(Element data from apps and pages)

——

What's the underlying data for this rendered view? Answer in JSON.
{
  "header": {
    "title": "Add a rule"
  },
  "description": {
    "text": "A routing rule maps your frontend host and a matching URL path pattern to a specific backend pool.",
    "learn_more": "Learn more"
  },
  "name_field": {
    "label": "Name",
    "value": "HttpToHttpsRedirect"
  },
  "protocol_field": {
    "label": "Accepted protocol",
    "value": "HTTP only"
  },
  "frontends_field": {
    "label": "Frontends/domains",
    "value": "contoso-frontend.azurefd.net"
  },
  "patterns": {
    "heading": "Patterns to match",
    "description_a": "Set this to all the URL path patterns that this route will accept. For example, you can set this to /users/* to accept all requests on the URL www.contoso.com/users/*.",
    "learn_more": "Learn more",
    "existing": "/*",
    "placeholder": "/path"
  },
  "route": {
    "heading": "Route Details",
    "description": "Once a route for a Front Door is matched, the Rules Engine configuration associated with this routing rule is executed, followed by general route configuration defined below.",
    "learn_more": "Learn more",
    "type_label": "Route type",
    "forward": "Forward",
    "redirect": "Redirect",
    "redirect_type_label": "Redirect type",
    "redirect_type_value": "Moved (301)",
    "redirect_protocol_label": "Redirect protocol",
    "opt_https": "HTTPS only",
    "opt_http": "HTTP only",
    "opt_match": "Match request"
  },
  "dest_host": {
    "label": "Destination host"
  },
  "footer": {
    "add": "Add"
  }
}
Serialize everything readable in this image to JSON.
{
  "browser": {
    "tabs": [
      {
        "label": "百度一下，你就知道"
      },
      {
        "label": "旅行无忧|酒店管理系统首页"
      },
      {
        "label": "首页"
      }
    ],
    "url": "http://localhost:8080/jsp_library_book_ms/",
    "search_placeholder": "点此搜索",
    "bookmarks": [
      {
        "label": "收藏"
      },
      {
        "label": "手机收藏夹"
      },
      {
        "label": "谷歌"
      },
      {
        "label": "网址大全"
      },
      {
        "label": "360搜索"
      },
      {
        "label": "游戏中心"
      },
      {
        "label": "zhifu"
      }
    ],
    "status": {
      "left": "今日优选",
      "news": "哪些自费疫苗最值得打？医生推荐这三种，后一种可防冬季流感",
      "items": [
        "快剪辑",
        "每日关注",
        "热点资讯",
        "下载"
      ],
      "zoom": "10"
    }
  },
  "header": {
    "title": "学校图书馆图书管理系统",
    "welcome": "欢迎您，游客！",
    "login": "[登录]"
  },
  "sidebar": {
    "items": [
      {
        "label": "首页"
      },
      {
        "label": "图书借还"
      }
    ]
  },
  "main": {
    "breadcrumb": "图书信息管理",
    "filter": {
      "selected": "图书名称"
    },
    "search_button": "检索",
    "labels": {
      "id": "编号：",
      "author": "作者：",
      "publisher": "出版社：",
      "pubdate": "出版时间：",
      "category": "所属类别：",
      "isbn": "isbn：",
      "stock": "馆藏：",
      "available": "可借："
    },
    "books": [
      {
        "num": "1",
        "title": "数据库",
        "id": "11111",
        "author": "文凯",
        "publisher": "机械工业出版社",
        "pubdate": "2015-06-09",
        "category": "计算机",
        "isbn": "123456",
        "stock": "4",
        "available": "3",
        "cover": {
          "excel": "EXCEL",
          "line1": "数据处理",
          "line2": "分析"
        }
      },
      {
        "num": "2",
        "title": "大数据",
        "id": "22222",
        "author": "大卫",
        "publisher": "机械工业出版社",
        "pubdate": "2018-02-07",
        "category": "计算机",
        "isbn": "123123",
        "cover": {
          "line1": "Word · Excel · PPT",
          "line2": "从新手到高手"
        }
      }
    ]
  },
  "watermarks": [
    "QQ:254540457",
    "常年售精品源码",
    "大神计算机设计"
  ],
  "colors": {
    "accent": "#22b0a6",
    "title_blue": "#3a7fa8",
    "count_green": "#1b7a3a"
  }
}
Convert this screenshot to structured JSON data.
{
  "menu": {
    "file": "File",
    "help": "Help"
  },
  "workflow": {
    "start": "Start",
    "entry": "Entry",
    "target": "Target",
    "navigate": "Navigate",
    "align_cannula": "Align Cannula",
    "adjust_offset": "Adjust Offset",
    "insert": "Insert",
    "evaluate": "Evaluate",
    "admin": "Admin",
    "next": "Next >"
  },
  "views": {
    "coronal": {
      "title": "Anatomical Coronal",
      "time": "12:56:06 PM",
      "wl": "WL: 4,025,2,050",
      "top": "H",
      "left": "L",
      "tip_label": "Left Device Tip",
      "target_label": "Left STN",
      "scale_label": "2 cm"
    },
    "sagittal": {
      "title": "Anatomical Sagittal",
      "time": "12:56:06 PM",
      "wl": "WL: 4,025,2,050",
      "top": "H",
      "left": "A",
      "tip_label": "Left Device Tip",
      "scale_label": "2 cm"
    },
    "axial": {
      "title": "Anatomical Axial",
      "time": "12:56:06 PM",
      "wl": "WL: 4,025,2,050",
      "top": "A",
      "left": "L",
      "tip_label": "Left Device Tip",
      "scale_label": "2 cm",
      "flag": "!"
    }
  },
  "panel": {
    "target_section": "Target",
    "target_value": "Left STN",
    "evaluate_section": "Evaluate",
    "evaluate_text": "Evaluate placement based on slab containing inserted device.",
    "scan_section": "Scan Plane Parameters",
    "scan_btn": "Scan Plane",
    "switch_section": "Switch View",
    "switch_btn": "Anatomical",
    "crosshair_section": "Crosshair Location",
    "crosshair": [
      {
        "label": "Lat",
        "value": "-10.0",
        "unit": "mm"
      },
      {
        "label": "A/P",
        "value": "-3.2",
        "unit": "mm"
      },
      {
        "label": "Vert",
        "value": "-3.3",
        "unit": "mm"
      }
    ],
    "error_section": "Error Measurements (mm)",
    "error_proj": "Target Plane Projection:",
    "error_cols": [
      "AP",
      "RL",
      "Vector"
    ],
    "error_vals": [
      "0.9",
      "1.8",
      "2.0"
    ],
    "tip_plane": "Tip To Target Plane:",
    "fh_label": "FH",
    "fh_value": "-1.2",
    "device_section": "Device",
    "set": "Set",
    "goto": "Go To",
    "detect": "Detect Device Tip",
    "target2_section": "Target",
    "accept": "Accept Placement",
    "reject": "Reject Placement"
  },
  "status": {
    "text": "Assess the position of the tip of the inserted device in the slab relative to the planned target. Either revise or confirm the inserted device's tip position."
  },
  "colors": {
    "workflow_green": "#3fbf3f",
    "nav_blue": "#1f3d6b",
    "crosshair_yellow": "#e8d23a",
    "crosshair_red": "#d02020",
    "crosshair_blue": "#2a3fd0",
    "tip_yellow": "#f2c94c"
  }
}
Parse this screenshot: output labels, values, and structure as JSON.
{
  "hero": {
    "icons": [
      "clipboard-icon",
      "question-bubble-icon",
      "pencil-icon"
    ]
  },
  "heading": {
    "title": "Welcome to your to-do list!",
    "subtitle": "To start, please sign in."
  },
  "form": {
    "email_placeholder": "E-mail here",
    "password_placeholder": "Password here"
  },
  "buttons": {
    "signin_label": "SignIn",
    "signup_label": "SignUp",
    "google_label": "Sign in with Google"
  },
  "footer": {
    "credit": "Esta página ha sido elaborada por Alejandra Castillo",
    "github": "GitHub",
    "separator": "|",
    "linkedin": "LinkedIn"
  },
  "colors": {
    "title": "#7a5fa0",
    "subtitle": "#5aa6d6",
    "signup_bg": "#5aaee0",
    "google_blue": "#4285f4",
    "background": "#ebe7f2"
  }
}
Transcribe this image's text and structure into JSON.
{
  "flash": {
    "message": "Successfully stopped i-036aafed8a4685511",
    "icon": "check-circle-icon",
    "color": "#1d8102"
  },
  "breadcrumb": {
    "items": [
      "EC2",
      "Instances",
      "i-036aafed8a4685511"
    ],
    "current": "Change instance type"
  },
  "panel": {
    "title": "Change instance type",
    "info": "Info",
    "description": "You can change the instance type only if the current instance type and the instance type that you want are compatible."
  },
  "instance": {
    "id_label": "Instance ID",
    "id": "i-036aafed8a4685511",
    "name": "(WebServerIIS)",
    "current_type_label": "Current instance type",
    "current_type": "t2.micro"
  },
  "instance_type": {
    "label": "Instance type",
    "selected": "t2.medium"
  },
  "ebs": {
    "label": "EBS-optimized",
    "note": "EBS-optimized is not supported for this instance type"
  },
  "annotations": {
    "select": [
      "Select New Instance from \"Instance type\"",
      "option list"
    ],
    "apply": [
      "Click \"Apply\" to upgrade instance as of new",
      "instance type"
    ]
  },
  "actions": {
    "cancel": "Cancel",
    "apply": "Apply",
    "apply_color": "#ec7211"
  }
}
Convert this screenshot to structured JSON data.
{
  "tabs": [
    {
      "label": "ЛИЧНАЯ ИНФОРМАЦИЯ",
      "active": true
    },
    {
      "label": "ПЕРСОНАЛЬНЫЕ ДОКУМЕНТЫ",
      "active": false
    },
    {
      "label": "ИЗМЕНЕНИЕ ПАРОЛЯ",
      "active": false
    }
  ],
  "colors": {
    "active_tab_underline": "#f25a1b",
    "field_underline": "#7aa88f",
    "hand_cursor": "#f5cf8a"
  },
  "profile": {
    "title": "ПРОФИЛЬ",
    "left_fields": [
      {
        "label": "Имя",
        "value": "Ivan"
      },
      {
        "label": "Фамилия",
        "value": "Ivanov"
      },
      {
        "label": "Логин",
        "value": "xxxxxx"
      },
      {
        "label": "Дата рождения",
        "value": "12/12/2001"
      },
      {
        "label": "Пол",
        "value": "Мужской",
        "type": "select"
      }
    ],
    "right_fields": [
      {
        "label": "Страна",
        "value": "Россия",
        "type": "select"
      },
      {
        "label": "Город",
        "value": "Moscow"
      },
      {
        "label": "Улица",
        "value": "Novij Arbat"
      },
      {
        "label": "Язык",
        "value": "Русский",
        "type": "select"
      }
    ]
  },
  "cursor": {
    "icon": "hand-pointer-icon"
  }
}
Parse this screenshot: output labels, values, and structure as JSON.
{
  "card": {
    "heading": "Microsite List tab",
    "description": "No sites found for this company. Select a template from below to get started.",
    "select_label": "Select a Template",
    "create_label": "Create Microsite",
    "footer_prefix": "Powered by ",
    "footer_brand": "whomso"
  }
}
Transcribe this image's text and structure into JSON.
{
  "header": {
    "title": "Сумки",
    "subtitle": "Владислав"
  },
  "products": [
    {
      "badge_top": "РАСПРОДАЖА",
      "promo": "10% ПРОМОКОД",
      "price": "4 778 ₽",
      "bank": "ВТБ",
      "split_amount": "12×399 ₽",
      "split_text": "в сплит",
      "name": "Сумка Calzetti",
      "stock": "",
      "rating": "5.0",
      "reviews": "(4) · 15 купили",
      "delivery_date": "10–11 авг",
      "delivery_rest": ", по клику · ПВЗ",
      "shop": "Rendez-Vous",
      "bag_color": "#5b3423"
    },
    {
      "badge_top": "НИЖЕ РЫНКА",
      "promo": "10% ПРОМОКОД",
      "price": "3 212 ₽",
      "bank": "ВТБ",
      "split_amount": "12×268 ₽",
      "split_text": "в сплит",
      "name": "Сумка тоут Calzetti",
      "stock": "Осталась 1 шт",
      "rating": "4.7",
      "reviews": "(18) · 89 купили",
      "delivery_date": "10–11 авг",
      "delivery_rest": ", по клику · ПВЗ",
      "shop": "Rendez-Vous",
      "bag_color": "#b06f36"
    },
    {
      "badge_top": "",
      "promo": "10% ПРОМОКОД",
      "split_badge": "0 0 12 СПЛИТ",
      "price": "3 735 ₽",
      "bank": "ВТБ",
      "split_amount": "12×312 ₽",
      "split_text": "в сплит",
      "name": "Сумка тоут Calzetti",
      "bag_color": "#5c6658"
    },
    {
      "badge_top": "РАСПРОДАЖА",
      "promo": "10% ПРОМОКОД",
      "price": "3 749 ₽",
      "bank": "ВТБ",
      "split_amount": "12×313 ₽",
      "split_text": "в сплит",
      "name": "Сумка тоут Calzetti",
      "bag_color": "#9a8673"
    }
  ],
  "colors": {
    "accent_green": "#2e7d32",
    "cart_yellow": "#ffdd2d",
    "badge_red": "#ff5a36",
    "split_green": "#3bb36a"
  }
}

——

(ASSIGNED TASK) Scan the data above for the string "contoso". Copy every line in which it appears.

(WRITTEN ANSWER)
    "value": "contoso-frontend.azurefd.net"
    "description_a": "Set this to all the URL path patterns that this route will accept. For example, you can set this to /users/* to accept all requests on the URL www.contoso.com/users/*.",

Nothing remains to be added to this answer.